  • US data and new stockholding data from fifteen European countries and China exhibit a common pattern: stockholding shares increase in household income and wealth. Yet, there is a multitude of numbers to match through models. Using a single utility function across households (parsimony), we suggest a strategy for fitting stockholding numbers, while replicating that saving rates increase in wealth, too. The key is introducing subsistence consumption to an Epstein-Zin-Weil utility function, creating endogenous risk-aversion differences across rich and poor.
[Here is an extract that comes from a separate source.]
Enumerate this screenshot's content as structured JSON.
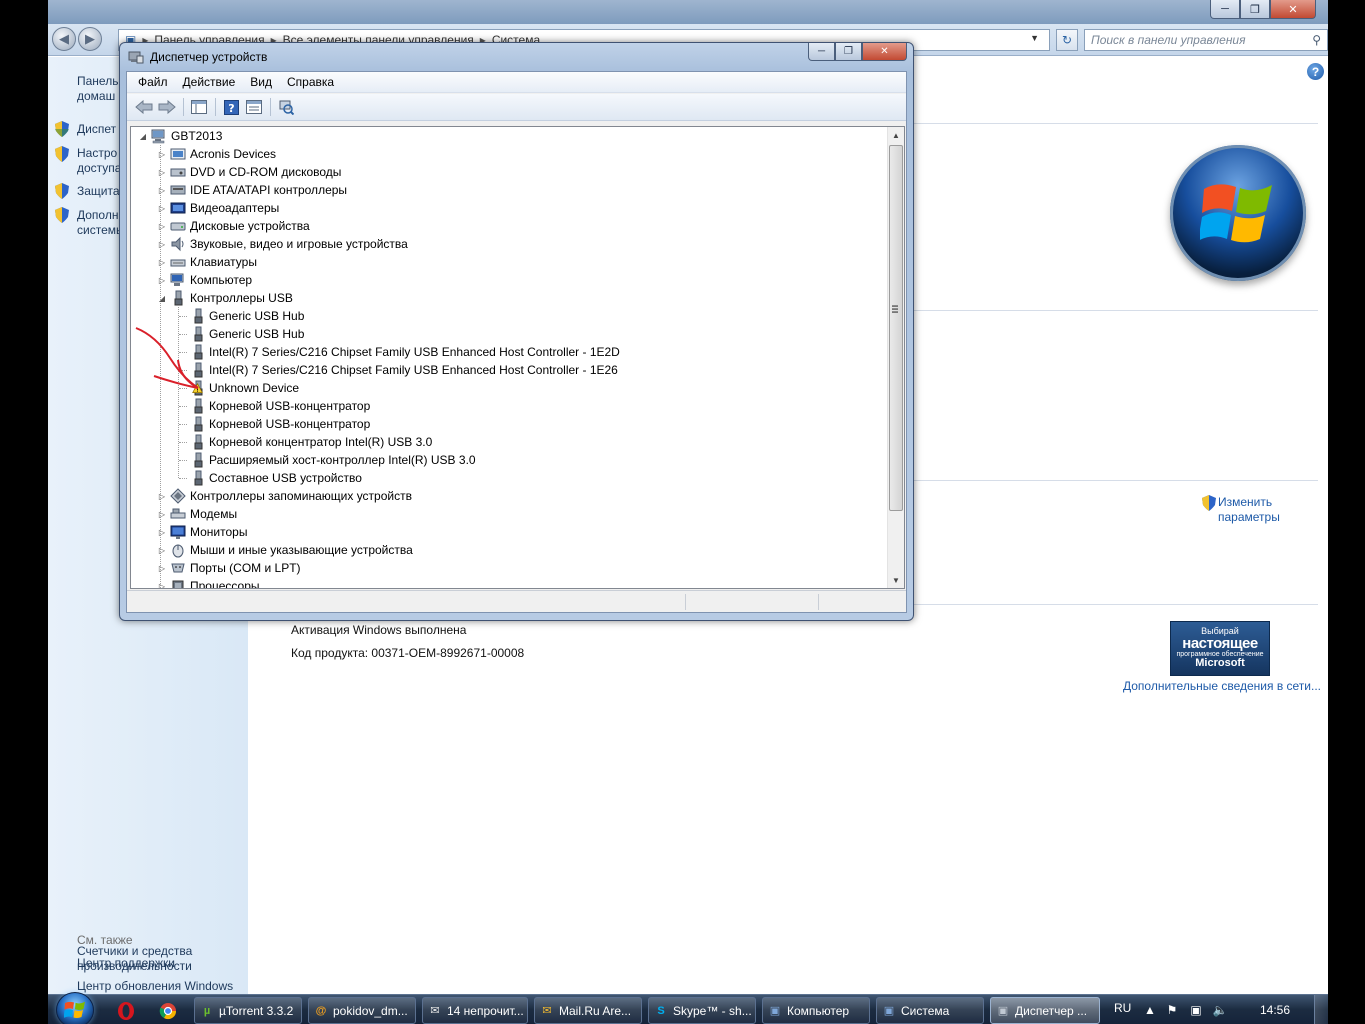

A closed-form solution for the model with insurable labor-income risk serves as calibration guide for numerical simulations with uninsurable labor-income risk.

Download full text files

Export metadata

Additional Services

Share in Twitter Search Google Scholar
Metadaten
Author:Sylwia Hubar, Christos Koulovatianos, Jian Li
URN:urn:nbn:de:hebis:30:3-343710
URL:http://ssrn.com/abstract=2523360
DOI:https://doi.org/10.2139/ssrn.2523360
Parent Title (English):Center for Financial Studies (Frankfurt am Main): CFS working paper series ; No. 489
Series (Serial Number):CFS working paper series (489)
Publisher:Center for Financial Studies
Place of publication:Frankfurt, M.
Document Type:Working Paper
Language:English
Year of Completion:2014
Year of first Publication:2014
Publishing Institution:Universit├Ątsbibliothek Johann Christian Senckenberg
Release Date:2014/11/25
Tag:Epstein-Zin-Weil recursive preferences; business equity; household-portfolio shares; subsistence consumption; wealth inequality
Issue:November 11, 2014
Page Number:101
HeBIS-PPN:351114211
Institutes:Wirtschaftswissenschaften / Wirtschaftswissenschaften
Wissenschaftliche Zentren und koordinierte Programme / Center for Financial Studies (CFS)
Dewey Decimal Classification:3 Sozialwissenschaften / 33 Wirtschaft / 330 Wirtschaft
Sammlungen:Universit├Ątspublikationen
Licence (German):License LogoDeutsches Urheberrecht